While it has been almost three years since the revocation, Kashmiris continue to live under military occupation with their movements closely monitored. The Indian government has taken measures to restrict access to the Kashmir region, making it difficult for outside observers, journalists, and human rights groups to monitor the situation on the ground. The Indian government has argued that these measures are necessary to maintain law and order in the region. At the proposed G20 meetings, it is specifically the BJP flag that flies high, not the Indian flag.
Evidently, the only people who can speak about Kashmir and have their positions legitimized are Narendra Modi, the BJP and their supporters, Bollywood directors and actors who have been accused of making and amplifying films that stoke islamophobia, including the Kashmir Files and the more recent, the Kerala Story.
While the Kashmir Valley showcases exceptional beauty, rich and historical culture and pristine landscapes, G20 foreign dignitaries should be aware these landscapes are marred with blood and repression of its native people. While India is preoccupied with projecting false normalcy in Kashmir, G20 dignitaries must be aware that Kashmiris believe their involvement in local meetings will allow India to operate with impunity in the region.
Forging and fortifying the global economy, the very essence of the G20, must not be achieved through overlooking heinous human rights violations and stifling oppression in any region; such actions amount to nothing short of unabashed fascism.
(*)The UN experts: Mr. David Kaye (USA), Special Rapporteur on the promotion and protection of the right to freedom of opinion and expression; Mr Michel Forst (France), Special Rapporteur on the situation of human rights defenders; Mr Bernard Duhaime, Chair-Rapporteur, Working Group on Enforced or Involuntary Disappearances; Mr Clement Nyaletsossi Voule, Special Rapporteur on the right to peaceful assembly and association; Ms Agnes Callamard, Special Rapporteur on extrajudicial, summary or arbitrary executions.
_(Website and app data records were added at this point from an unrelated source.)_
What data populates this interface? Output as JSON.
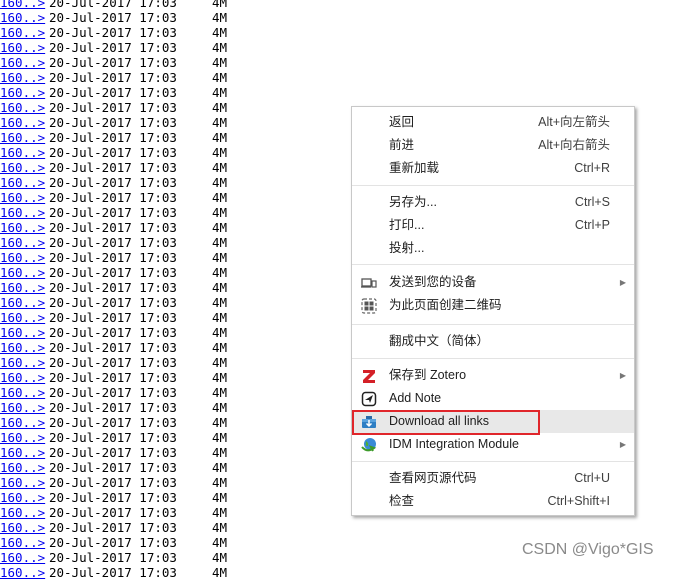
{
  "listing": {
    "row_count": 39,
    "link_text": "160..>",
    "date": "20-Jul-2017 17:03",
    "size": "4M"
  },
  "context_menu": {
    "items": [
      {
        "label": "返回",
        "shortcut": "Alt+向左箭头"
      },
      {
        "label": "前进",
        "shortcut": "Alt+向右箭头"
      },
      {
        "label": "重新加载",
        "shortcut": "Ctrl+R"
      },
      {
        "label": "另存为...",
        "shortcut": "Ctrl+S"
      },
      {
        "label": "打印...",
        "shortcut": "Ctrl+P"
      },
      {
        "label": "投射...",
        "shortcut": ""
      },
      {
        "label": "发送到您的设备",
        "icon": "devices-icon",
        "submenu": true
      },
      {
        "label": "为此页面创建二维码",
        "icon": "qr-code-icon"
      },
      {
        "label": "翻成中文（简体）"
      },
      {
        "label": "保存到 Zotero",
        "icon": "zotero-icon",
        "submenu": true
      },
      {
        "label": "Add Note",
        "icon": "add-note-icon"
      },
      {
        "label": "Download all links",
        "icon": "download-toolbox-icon",
        "highlighted": true
      },
      {
        "label": "IDM Integration Module",
        "icon": "idm-globe-icon",
        "submenu": true
      },
      {
        "label": "查看网页源代码",
        "shortcut": "Ctrl+U"
      },
      {
        "label": "检查",
        "shortcut": "Ctrl+Shift+I"
      }
    ],
    "highlight_color": "#e0262b"
  },
  "watermark": "CSDN @Vigo*GIS"
}
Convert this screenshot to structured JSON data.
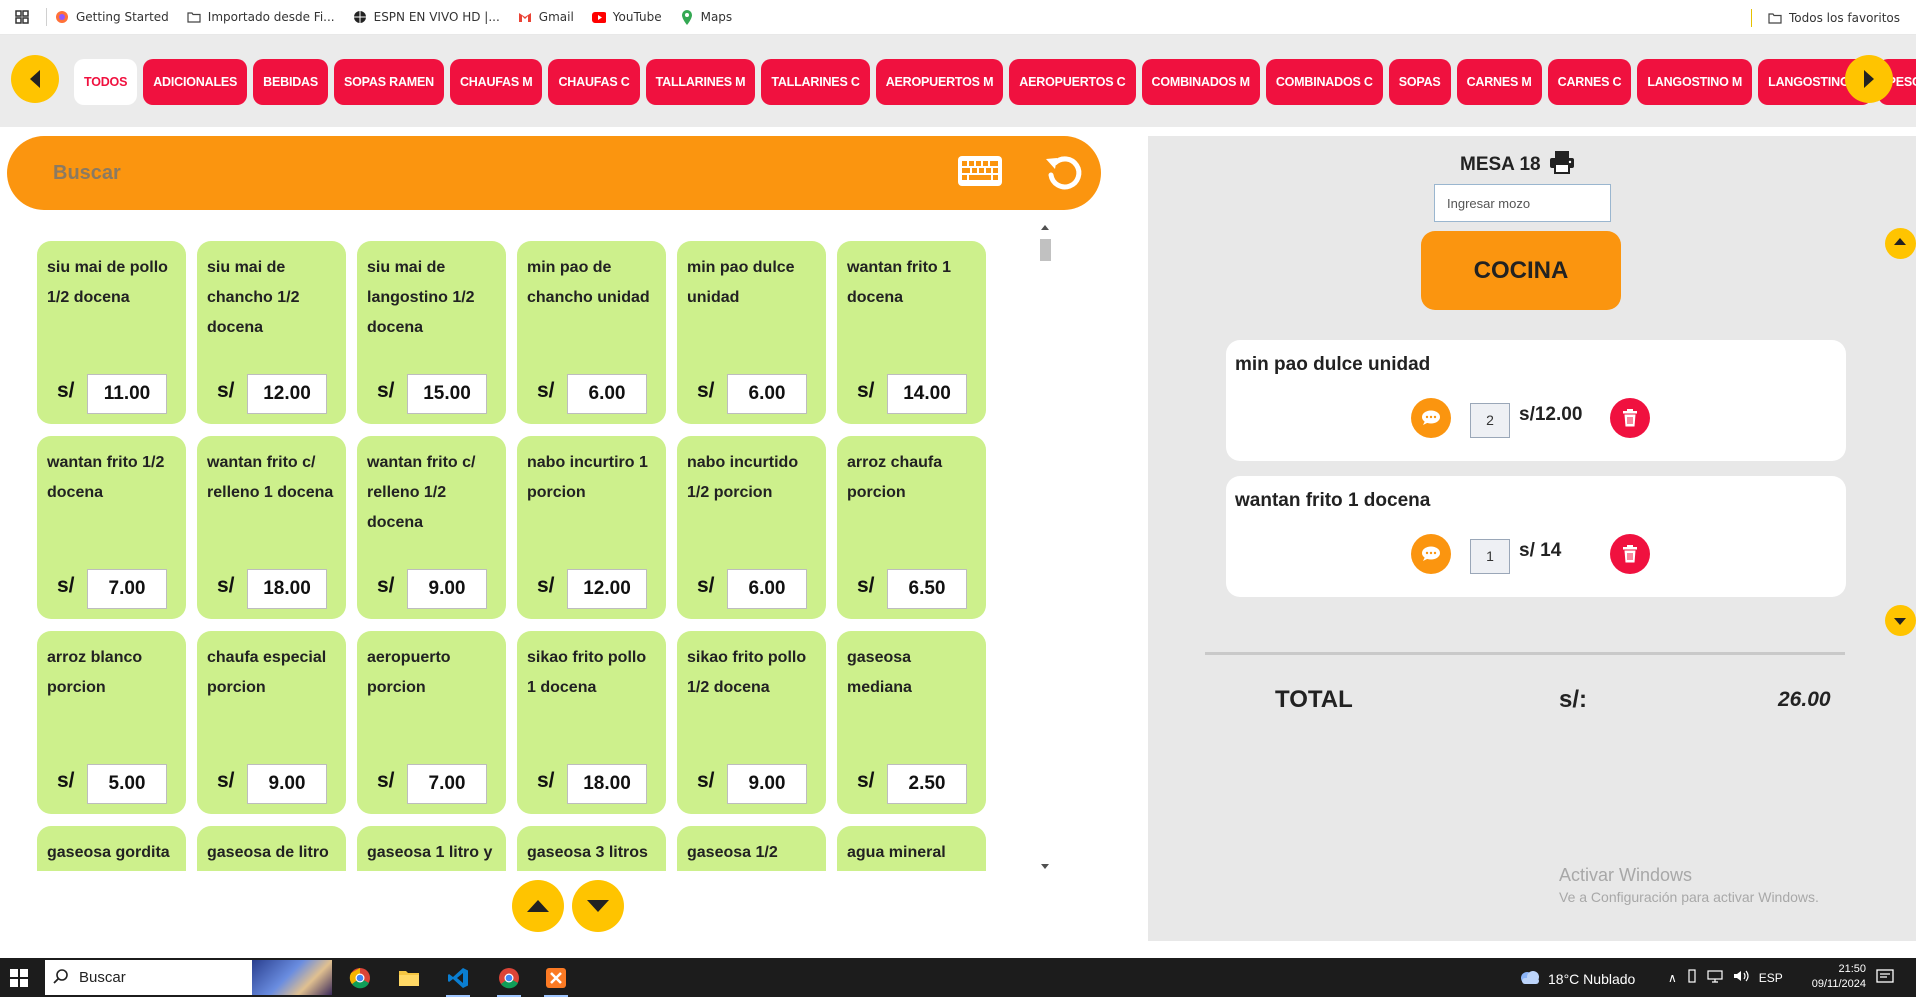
{
  "bookmarks": {
    "items": [
      {
        "label": "Getting Started",
        "icon": "firefox-icon"
      },
      {
        "label": "Importado desde Fi...",
        "icon": "folder-icon"
      },
      {
        "label": "ESPN EN VIVO HD |...",
        "icon": "globe-icon"
      },
      {
        "label": "Gmail",
        "icon": "gmail-icon"
      },
      {
        "label": "YouTube",
        "icon": "youtube-icon"
      },
      {
        "label": "Maps",
        "icon": "maps-icon"
      }
    ],
    "all_favorites": "Todos los favoritos"
  },
  "categories": [
    {
      "label": "TODOS",
      "active": true
    },
    {
      "label": "ADICIONALES"
    },
    {
      "label": "BEBIDAS"
    },
    {
      "label": "SOPAS RAMEN"
    },
    {
      "label": "CHAUFAS M"
    },
    {
      "label": "CHAUFAS C"
    },
    {
      "label": "TALLARINES M"
    },
    {
      "label": "TALLARINES C"
    },
    {
      "label": "AEROPUERTOS M"
    },
    {
      "label": "AEROPUERTOS C"
    },
    {
      "label": "COMBINADOS M"
    },
    {
      "label": "COMBINADOS C"
    },
    {
      "label": "SOPAS"
    },
    {
      "label": "CARNES M"
    },
    {
      "label": "CARNES C"
    },
    {
      "label": "LANGOSTINO M"
    },
    {
      "label": "LANGOSTINO C"
    },
    {
      "label": "PESCADOS C"
    }
  ],
  "search": {
    "placeholder": "Buscar"
  },
  "currency": "s/",
  "products": [
    {
      "name": "siu mai de pollo 1/2 docena",
      "price": "11.00"
    },
    {
      "name": "siu mai de chancho 1/2 docena",
      "price": "12.00"
    },
    {
      "name": "siu mai de langostino 1/2 docena",
      "price": "15.00"
    },
    {
      "name": "min pao de chancho unidad",
      "price": "6.00"
    },
    {
      "name": "min pao dulce unidad",
      "price": "6.00"
    },
    {
      "name": "wantan frito 1 docena",
      "price": "14.00"
    },
    {
      "name": "wantan frito 1/2 docena",
      "price": "7.00"
    },
    {
      "name": "wantan frito c/ relleno 1 docena",
      "price": "18.00"
    },
    {
      "name": "wantan frito c/ relleno 1/2 docena",
      "price": "9.00"
    },
    {
      "name": "nabo incurtiro 1 porcion",
      "price": "12.00"
    },
    {
      "name": "nabo incurtido 1/2 porcion",
      "price": "6.00"
    },
    {
      "name": "arroz chaufa porcion",
      "price": "6.50"
    },
    {
      "name": "arroz blanco porcion",
      "price": "5.00"
    },
    {
      "name": "chaufa especial porcion",
      "price": "9.00"
    },
    {
      "name": "aeropuerto porcion",
      "price": "7.00"
    },
    {
      "name": "sikao frito pollo 1 docena",
      "price": "18.00"
    },
    {
      "name": "sikao frito pollo 1/2 docena",
      "price": "9.00"
    },
    {
      "name": "gaseosa mediana",
      "price": "2.50"
    },
    {
      "name": "gaseosa gordita",
      "price": ""
    },
    {
      "name": "gaseosa de litro",
      "price": ""
    },
    {
      "name": "gaseosa 1 litro y",
      "price": ""
    },
    {
      "name": "gaseosa 3 litros",
      "price": ""
    },
    {
      "name": "gaseosa 1/2",
      "price": ""
    },
    {
      "name": "agua mineral",
      "price": ""
    }
  ],
  "order": {
    "table": "MESA 18",
    "waiter_placeholder": "Ingresar mozo",
    "kitchen_button": "COCINA",
    "items": [
      {
        "name": "min pao dulce unidad",
        "qty": "2",
        "price": "s/12.00"
      },
      {
        "name": "wantan frito 1 docena",
        "qty": "1",
        "price": "s/ 14"
      }
    ],
    "total_label": "TOTAL",
    "total_currency": "s/:",
    "total_value": "26.00"
  },
  "watermark": {
    "title": "Activar Windows",
    "subtitle": "Ve a Configuración para activar Windows."
  },
  "taskbar": {
    "search_placeholder": "Buscar",
    "weather": "18°C  Nublado",
    "lang": "ESP",
    "time": "21:50",
    "date": "09/11/2024"
  },
  "colors": {
    "accent_red": "#f0113f",
    "accent_orange": "#fb950f",
    "accent_yellow": "#ffc400",
    "card_green": "#cdf08c"
  }
}
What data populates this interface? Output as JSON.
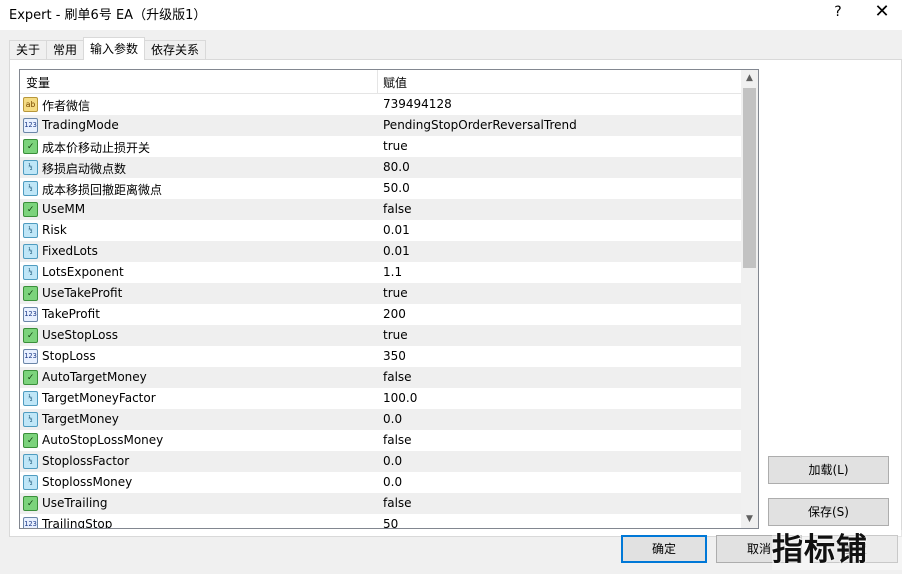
{
  "window": {
    "title": "Expert - 刷单6号 EA（升级版1）",
    "help_label": "?",
    "close_label": "✕"
  },
  "tabs": [
    {
      "label": "关于",
      "active": false
    },
    {
      "label": "常用",
      "active": false
    },
    {
      "label": "输入参数",
      "active": true
    },
    {
      "label": "依存关系",
      "active": false
    }
  ],
  "grid": {
    "col_variable": "变量",
    "col_value": "赋值",
    "rows": [
      {
        "icon": "string-type-icon",
        "icon_text": "ab",
        "kind": "string",
        "name": "作者微信",
        "value": "739494128"
      },
      {
        "icon": "int-type-icon",
        "icon_text": "123",
        "kind": "int",
        "name": "TradingMode",
        "value": "PendingStopOrderReversalTrend"
      },
      {
        "icon": "bool-type-icon",
        "icon_text": "✓",
        "kind": "bool",
        "name": "成本价移动止损开关",
        "value": "true"
      },
      {
        "icon": "double-type-icon",
        "icon_text": "½",
        "kind": "dbl",
        "name": "移损启动微点数",
        "value": "80.0"
      },
      {
        "icon": "double-type-icon",
        "icon_text": "½",
        "kind": "dbl",
        "name": "成本移损回撤距离微点",
        "value": "50.0"
      },
      {
        "icon": "bool-type-icon",
        "icon_text": "✓",
        "kind": "bool",
        "name": "UseMM",
        "value": "false"
      },
      {
        "icon": "double-type-icon",
        "icon_text": "½",
        "kind": "dbl",
        "name": "Risk",
        "value": "0.01"
      },
      {
        "icon": "double-type-icon",
        "icon_text": "½",
        "kind": "dbl",
        "name": "FixedLots",
        "value": "0.01"
      },
      {
        "icon": "double-type-icon",
        "icon_text": "½",
        "kind": "dbl",
        "name": "LotsExponent",
        "value": "1.1"
      },
      {
        "icon": "bool-type-icon",
        "icon_text": "✓",
        "kind": "bool",
        "name": "UseTakeProfit",
        "value": "true"
      },
      {
        "icon": "int-type-icon",
        "icon_text": "123",
        "kind": "int",
        "name": "TakeProfit",
        "value": "200"
      },
      {
        "icon": "bool-type-icon",
        "icon_text": "✓",
        "kind": "bool",
        "name": "UseStopLoss",
        "value": "true"
      },
      {
        "icon": "int-type-icon",
        "icon_text": "123",
        "kind": "int",
        "name": "StopLoss",
        "value": "350"
      },
      {
        "icon": "bool-type-icon",
        "icon_text": "✓",
        "kind": "bool",
        "name": "AutoTargetMoney",
        "value": "false"
      },
      {
        "icon": "double-type-icon",
        "icon_text": "½",
        "kind": "dbl",
        "name": "TargetMoneyFactor",
        "value": "100.0"
      },
      {
        "icon": "double-type-icon",
        "icon_text": "½",
        "kind": "dbl",
        "name": "TargetMoney",
        "value": "0.0"
      },
      {
        "icon": "bool-type-icon",
        "icon_text": "✓",
        "kind": "bool",
        "name": "AutoStopLossMoney",
        "value": "false"
      },
      {
        "icon": "double-type-icon",
        "icon_text": "½",
        "kind": "dbl",
        "name": "StoplossFactor",
        "value": "0.0"
      },
      {
        "icon": "double-type-icon",
        "icon_text": "½",
        "kind": "dbl",
        "name": "StoplossMoney",
        "value": "0.0"
      },
      {
        "icon": "bool-type-icon",
        "icon_text": "✓",
        "kind": "bool",
        "name": "UseTrailing",
        "value": "false"
      },
      {
        "icon": "int-type-icon",
        "icon_text": "123",
        "kind": "int",
        "name": "TrailingStop",
        "value": "50"
      }
    ]
  },
  "buttons": {
    "load": "加载(L)",
    "save": "保存(S)",
    "ok": "确定",
    "cancel": "取消",
    "reset": "重置"
  },
  "watermark": "指标铺"
}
Sarah Awan is a Kashmiri-Australian writer, Practice Fellow at the Cambridge Center for Social Innovation at the University of Cambridge, and Executive Board Member for the non-profit, Girl Be Heard.